Causeway Coast and Glens Borough Council is to commemorate the centenary of the Battle of the Somme in 2016.
The decision was made at a meeting of Council last Tuesday night, when DUP councillor Trevor Clarke’s motion was carried.
His motion called for Council to commemorate the centenary of the Battle of the Somme in 2016, and assist in the facilitation, co-ordination and support of associated community-led events. He called for a working group to be set up to discuss possible events and initiatives.
The motion said: “It is imperative this Council remembers respectfully the sacrifice paid by so many from this Borough at the Somme and throughout the Great War, and that this Council strives for a peaceful and prosperous future for all.”
Speaking on the motion, the DUP man highlighted the effect the war had on local people.
“Locally, the total number of Coleraine volunteers who served in different armed forces during the Great War numbered 1,534. Of those 1,534 who served, 171 were either killed in action, died from their wounds, or were listed as missing. 328 of Coleraine’s volunteers were from Killowen, amongst whom there were 41 casualties, including 14 Roman Catholics.
“Of the 48 houses in one particular street, Dunlop Street, some 44 homes sent men to serve in the Great War. Some homes suffered more than one fatality.”
He went on: “In my view, we have a duty not only to remember, but to pass on to younger and future generations the lessons of the Somme and the Great War. It is hugely important the centenary commemorations provide a legacy of which our forefathers would be proud,” said cllr Clarke.

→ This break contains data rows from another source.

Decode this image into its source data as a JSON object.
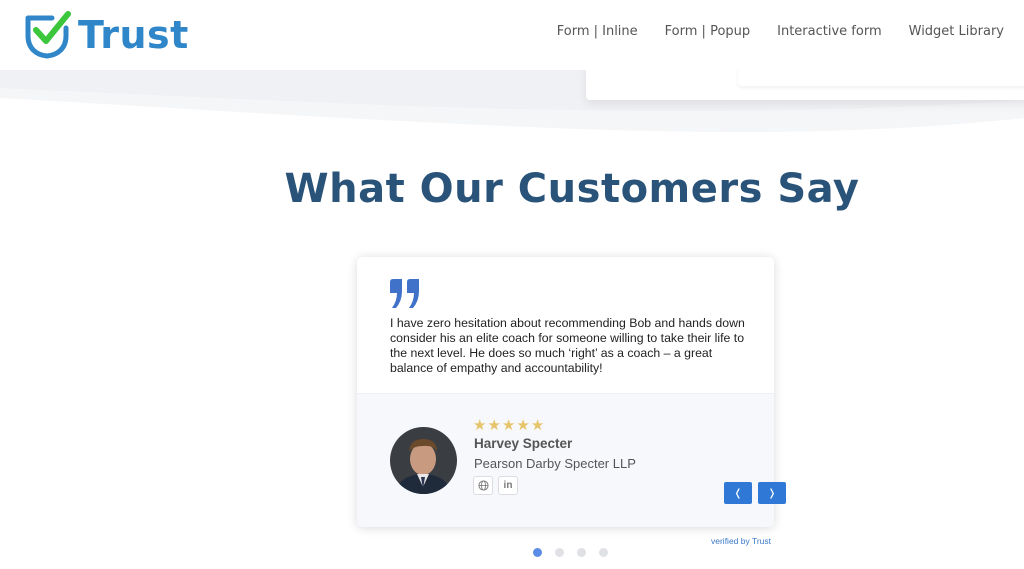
{
  "brand": {
    "name": "Trust",
    "color": "#2f86c8",
    "check_color": "#3cc63c"
  },
  "nav": {
    "links": [
      {
        "label": "Form | Inline"
      },
      {
        "label": "Form | Popup"
      },
      {
        "label": "Interactive form"
      },
      {
        "label": "Widget Library"
      }
    ]
  },
  "section": {
    "title": "What Our Customers Say",
    "title_color": "#2a5379"
  },
  "testimonial": {
    "quote_icon": "quote-mark-icon",
    "quote": "I have zero hesitation about recommending Bob and hands down consider his an elite coach for someone willing to take their life to the next level. He does so much ‘right’ as a coach – a great balance of empathy and accountability!",
    "rating": 5,
    "rating_max": 5,
    "name": "Harvey Specter",
    "company": "Pearson Darby Specter LLP",
    "socials": [
      {
        "icon": "globe-icon"
      },
      {
        "icon": "linkedin-icon",
        "label": "in"
      }
    ]
  },
  "carousel": {
    "prev_label": "❬",
    "next_label": "❭",
    "accent": "#2f78d6",
    "slides": 4,
    "active_slide": 1
  },
  "footer": {
    "verified": "verified by Trust"
  }
}
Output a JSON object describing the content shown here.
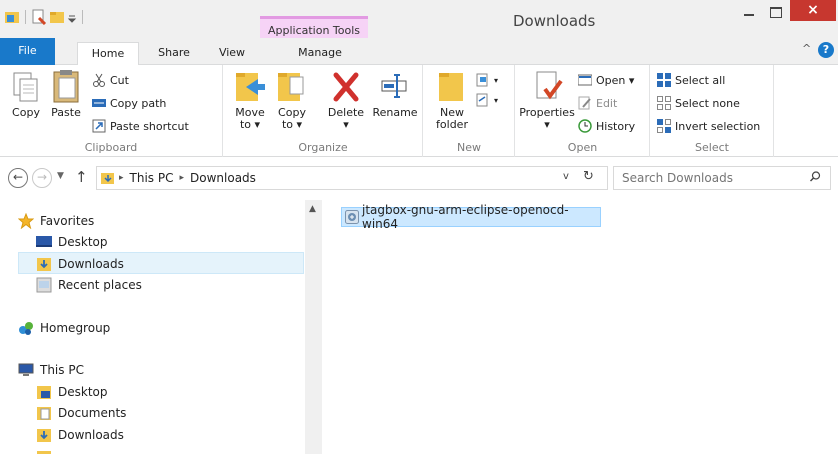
{
  "window": {
    "title": "Downloads",
    "context_tab_group": "Application Tools",
    "close_glyph": "×"
  },
  "tabs": {
    "file": "File",
    "home": "Home",
    "share": "Share",
    "view": "View",
    "manage": "Manage",
    "ribbon_toggle": "^",
    "help": "?"
  },
  "ribbon": {
    "clipboard": {
      "label": "Clipboard",
      "copy": "Copy",
      "paste": "Paste",
      "cut": "Cut",
      "copy_path": "Copy path",
      "paste_shortcut": "Paste shortcut"
    },
    "organize": {
      "label": "Organize",
      "move_to_1": "Move",
      "move_to_2": "to ▾",
      "copy_to_1": "Copy",
      "copy_to_2": "to ▾",
      "delete": "Delete",
      "delete_arrow": "▾",
      "rename": "Rename"
    },
    "new": {
      "label": "New",
      "new_folder_1": "New",
      "new_folder_2": "folder"
    },
    "open": {
      "label": "Open",
      "properties": "Properties",
      "properties_arrow": "▾",
      "open": "Open ▾",
      "edit": "Edit",
      "history": "History"
    },
    "select": {
      "label": "Select",
      "select_all": "Select all",
      "select_none": "Select none",
      "invert_selection": "Invert selection"
    }
  },
  "address": {
    "crumbs": [
      "This PC",
      "Downloads"
    ],
    "separator": "▸",
    "dropdown": "v",
    "refresh": "↻"
  },
  "search": {
    "placeholder": "Search Downloads"
  },
  "nav_pane": {
    "favorites": "Favorites",
    "favorites_items": [
      "Desktop",
      "Downloads",
      "Recent places"
    ],
    "homegroup": "Homegroup",
    "this_pc": "This PC",
    "this_pc_items": [
      "Desktop",
      "Documents",
      "Downloads"
    ]
  },
  "content": {
    "files": [
      {
        "name": "jtagbox-gnu-arm-eclipse-openocd-win64",
        "selected": true
      }
    ]
  },
  "colors": {
    "file_tab": "#1979ca",
    "context_tab": "#f6d3f6",
    "close_button": "#c7372f",
    "selection": "#cce8ff",
    "folder": "#f2c64b"
  }
}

Sinn Fein councillor Philip McGuigan proposed an amendment to the motion, that the remit of the working group be extended to include other events in the decade of centenaries. This was supported by the SDLP. On being put to a vote, the amendment was lost and the motion carried. Speaking after the meeting, cllr Clarke said: “The DUP didn’t support the amendment, as the motion was brought to deal only with the Somme centenary. The motion spells out in clear terms the need for inclusivity in how it is commemorated. If Sinn Fein and other nationalists want to arrange council support for historical events of importance to them, they should bring forward clear proposals to that effect. Sinn Fein’s efforts to try and undermine an attempt to support the local community in commemorating the centenary of an event which touched all sides of the divide here was inappropriate and unnecessary.”